=== Material shown ===

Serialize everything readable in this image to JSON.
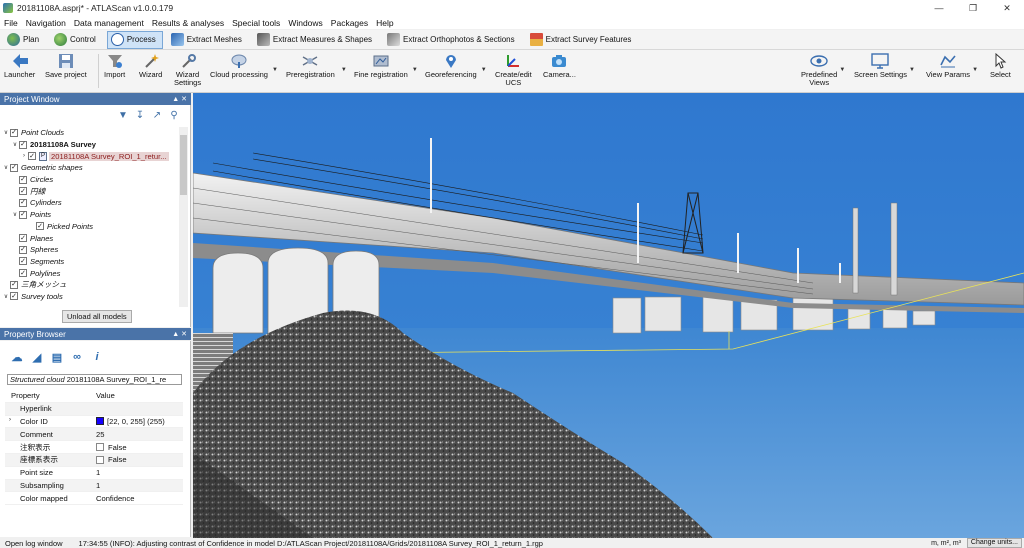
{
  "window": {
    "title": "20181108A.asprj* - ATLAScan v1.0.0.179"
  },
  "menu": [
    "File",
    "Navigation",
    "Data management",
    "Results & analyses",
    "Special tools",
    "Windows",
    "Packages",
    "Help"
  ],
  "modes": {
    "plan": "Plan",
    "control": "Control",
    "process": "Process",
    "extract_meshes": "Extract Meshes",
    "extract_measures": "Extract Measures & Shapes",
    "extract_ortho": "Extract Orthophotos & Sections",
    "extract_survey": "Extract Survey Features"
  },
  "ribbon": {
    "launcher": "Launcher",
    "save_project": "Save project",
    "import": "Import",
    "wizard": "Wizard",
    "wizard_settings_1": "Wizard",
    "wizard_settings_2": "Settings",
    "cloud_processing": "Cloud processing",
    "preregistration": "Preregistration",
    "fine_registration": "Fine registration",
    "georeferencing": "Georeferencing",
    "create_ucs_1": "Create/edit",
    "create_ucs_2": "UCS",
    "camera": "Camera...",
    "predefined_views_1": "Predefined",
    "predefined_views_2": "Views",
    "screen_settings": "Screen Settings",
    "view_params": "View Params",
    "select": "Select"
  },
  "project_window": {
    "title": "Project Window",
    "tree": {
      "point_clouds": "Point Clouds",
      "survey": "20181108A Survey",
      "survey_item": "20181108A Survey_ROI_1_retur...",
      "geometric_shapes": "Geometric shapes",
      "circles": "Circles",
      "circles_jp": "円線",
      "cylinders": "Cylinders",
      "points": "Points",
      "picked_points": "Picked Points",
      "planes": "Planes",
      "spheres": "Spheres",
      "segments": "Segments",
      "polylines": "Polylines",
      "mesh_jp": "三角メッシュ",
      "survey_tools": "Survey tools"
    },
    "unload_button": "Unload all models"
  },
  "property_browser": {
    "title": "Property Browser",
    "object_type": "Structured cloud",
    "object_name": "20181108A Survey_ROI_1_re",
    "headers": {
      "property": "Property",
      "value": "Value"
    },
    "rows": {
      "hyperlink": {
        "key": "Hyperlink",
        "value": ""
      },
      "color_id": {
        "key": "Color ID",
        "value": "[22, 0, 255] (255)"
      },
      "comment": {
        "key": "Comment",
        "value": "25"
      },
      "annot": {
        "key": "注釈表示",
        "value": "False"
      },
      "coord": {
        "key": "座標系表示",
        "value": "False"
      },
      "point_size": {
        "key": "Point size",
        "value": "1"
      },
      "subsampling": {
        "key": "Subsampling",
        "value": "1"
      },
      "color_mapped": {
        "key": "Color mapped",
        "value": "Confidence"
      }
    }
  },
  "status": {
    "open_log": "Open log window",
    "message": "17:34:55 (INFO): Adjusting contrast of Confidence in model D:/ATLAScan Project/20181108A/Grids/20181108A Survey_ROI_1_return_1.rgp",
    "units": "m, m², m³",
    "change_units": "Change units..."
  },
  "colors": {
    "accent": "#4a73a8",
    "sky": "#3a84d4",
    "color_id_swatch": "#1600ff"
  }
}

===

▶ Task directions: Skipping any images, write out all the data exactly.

▶ Answer to the exercise:
Serialize everything readable in this image to JSON.
{
  "window": {
    "title": "20181108A.asprj* - ATLAScan v1.0.0.179"
  },
  "menu": [
    "File",
    "Navigation",
    "Data management",
    "Results & analyses",
    "Special tools",
    "Windows",
    "Packages",
    "Help"
  ],
  "modes": {
    "plan": "Plan",
    "control": "Control",
    "process": "Process",
    "extract_meshes": "Extract Meshes",
    "extract_measures": "Extract Measures & Shapes",
    "extract_ortho": "Extract Orthophotos & Sections",
    "extract_survey": "Extract Survey Features"
  },
  "ribbon": {
    "launcher": "Launcher",
    "save_project": "Save project",
    "import": "Import",
    "wizard": "Wizard",
    "wizard_settings_1": "Wizard",
    "wizard_settings_2": "Settings",
    "cloud_processing": "Cloud processing",
    "preregistration": "Preregistration",
    "fine_registration": "Fine registration",
    "georeferencing": "Georeferencing",
    "create_ucs_1": "Create/edit",
    "create_ucs_2": "UCS",
    "camera": "Camera...",
    "predefined_views_1": "Predefined",
    "predefined_views_2": "Views",
    "screen_settings": "Screen Settings",
    "view_params": "View Params",
    "select": "Select"
  },
  "project_window": {
    "title": "Project Window",
    "tree": {
      "point_clouds": "Point Clouds",
      "survey": "20181108A Survey",
      "survey_item": "20181108A Survey_ROI_1_retur...",
      "geometric_shapes": "Geometric shapes",
      "circles": "Circles",
      "circles_jp": "円線",
      "cylinders": "Cylinders",
      "points": "Points",
      "picked_points": "Picked Points",
      "planes": "Planes",
      "spheres": "Spheres",
      "segments": "Segments",
      "polylines": "Polylines",
      "mesh_jp": "三角メッシュ",
      "survey_tools": "Survey tools"
    },
    "unload_button": "Unload all models"
  },
  "property_browser": {
    "title": "Property Browser",
    "object_type": "Structured cloud",
    "object_name": "20181108A Survey_ROI_1_re",
    "headers": {
      "property": "Property",
      "value": "Value"
    },
    "rows": {
      "hyperlink": {
        "key": "Hyperlink",
        "value": ""
      },
      "color_id": {
        "key": "Color ID",
        "value": "[22, 0, 255] (255)"
      },
      "comment": {
        "key": "Comment",
        "value": "25"
      },
      "annot": {
        "key": "注釈表示",
        "value": "False"
      },
      "coord": {
        "key": "座標系表示",
        "value": "False"
      },
      "point_size": {
        "key": "Point size",
        "value": "1"
      },
      "subsampling": {
        "key": "Subsampling",
        "value": "1"
      },
      "color_mapped": {
        "key": "Color mapped",
        "value": "Confidence"
      }
    }
  },
  "status": {
    "open_log": "Open log window",
    "message": "17:34:55 (INFO): Adjusting contrast of Confidence in model D:/ATLAScan Project/20181108A/Grids/20181108A Survey_ROI_1_return_1.rgp",
    "units": "m, m², m³",
    "change_units": "Change units..."
  },
  "colors": {
    "accent": "#4a73a8",
    "sky": "#3a84d4",
    "color_id_swatch": "#1600ff"
  }
}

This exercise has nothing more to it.